Self-guided driving tours are an excellent way of exploring the area. Berks County is home to numerous covered bridges and historically protected barns that are adorned with “hex” artwork. If you’re interested in exploring this county at your pace and soaking in rustic charm and history, these two features make for excellent touring. Let’s look at how you can make your Berk’s County trip as eventful as possible.

Beautiful Covered Bridges Take You Back in Time

Wooden-covered bridges were once widespread across 19th-century America. Over time they were exposed to harsh weather and frequent use, contributing to their deterioration. Many of these covered bridges are no longer standing, but there have been recent historical movements to protect them.

Berks County is a mecca for these remaining bridges. In fact, there are five beautiful variations spread across the region. Making a day out of visiting each one is an excellent driving tour idea. Each bridge has its own unique history and feel to it, and there is no experience quite like driving through them, hearing the squeaking of the wooden trusts and the rumble of the planks under your tires.

Be sure to stop by all of them:

  • Dreibelbis Bridge: Built in 1869 for a total cost of $6,000, it was designed to help transport wagons across Maiden Creek to reach Virginville or Lenhartsville.
  • Griesemer’s Mill Bridge: At 124 feet long, this bridge is thought to be the oldest in Berks County. It features a gable roof and stone abutments, making it equally charming as it is antique.
  • Kutz’s Mill Bridge: Listed on the National Register of Historic Places in 1981, this 93-foot-long bridge crosses Saucony Creek.
  • Pleasantville Bridge: Still owned and operated by the state of Pennsylvania, this 128 ft long, 16 ft wide has since been refurbished and remains a function bridge in excellent condition.
  • Wertz Red Bridge: Although permanently closed to vehicle traffic in 1959, this 220-foot covered bridge is the longest single-span bridge in Berks County.

Explore the Unique Barn Artwork of the Pennsylvania Dutch

After spending a day exploring all the unique and ancestral covered bridges, consider taking a farm tour of all the barns in Berks County that feature hex artwork. This art style is unique to Pennsylvania and was started by German immigrants in the mid-1800s. The affordability of paint during this period made many farmers get in touch with their artistic side, painting these symbolic pieces on their barn “just for nice”, as the legend of an old Pennsylvania German farmer says.

Contact the Top Berks County Moving Company to Start Planning Your Relocation

Take one trip to Berks County and you will be inspired to relocate to the area. Should you decide to move here, O’Brien’s Moving and Storage are hands down the best movers in Berks County PA.
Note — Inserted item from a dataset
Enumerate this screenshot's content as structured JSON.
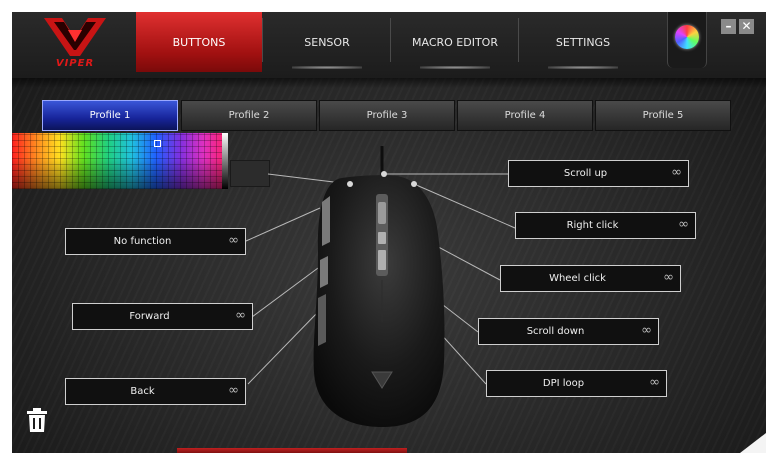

We’ve been in business since 1928, are rated A+ by the Better Business Bureau, and have impeccable local reviews from the community.

Our Berks County movers proudly offer:

If you could benefit from our help, get in touch with a representative today for your free quote!